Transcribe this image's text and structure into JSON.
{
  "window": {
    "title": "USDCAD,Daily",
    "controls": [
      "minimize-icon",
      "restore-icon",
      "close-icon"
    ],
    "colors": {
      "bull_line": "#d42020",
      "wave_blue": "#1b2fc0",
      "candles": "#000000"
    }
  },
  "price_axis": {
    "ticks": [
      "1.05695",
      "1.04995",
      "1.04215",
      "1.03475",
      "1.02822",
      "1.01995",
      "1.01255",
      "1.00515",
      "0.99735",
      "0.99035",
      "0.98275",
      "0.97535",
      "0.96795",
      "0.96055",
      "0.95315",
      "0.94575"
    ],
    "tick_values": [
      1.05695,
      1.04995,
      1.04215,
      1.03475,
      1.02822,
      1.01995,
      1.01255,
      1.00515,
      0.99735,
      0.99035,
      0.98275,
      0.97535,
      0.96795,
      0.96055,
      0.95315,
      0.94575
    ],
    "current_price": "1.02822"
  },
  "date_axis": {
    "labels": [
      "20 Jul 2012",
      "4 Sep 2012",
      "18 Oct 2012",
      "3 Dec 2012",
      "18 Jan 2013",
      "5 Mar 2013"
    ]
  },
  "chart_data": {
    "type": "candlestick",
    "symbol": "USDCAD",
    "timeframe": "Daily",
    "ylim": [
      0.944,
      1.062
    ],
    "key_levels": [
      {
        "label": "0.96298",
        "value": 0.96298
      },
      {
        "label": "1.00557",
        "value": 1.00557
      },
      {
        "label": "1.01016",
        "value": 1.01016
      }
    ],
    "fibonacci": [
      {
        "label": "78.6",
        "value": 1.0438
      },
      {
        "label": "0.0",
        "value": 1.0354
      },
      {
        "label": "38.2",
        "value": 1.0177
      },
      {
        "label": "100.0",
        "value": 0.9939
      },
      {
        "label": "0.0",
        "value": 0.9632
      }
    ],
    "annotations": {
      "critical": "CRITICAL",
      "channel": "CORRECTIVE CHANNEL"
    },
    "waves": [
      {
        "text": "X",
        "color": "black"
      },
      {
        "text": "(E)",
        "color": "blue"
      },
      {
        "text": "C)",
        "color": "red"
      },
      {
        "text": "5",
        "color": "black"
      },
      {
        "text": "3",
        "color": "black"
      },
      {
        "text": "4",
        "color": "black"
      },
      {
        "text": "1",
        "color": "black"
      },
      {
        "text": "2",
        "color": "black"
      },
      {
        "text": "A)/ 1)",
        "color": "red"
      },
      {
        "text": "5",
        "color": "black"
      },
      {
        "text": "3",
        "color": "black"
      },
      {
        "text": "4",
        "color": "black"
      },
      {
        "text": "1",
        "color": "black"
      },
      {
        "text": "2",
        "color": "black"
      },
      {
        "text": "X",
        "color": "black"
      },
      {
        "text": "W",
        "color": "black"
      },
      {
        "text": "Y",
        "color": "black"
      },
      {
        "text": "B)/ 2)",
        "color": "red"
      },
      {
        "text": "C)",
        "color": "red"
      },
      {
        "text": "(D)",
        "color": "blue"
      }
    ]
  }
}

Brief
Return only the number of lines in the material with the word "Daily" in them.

Output of the task
2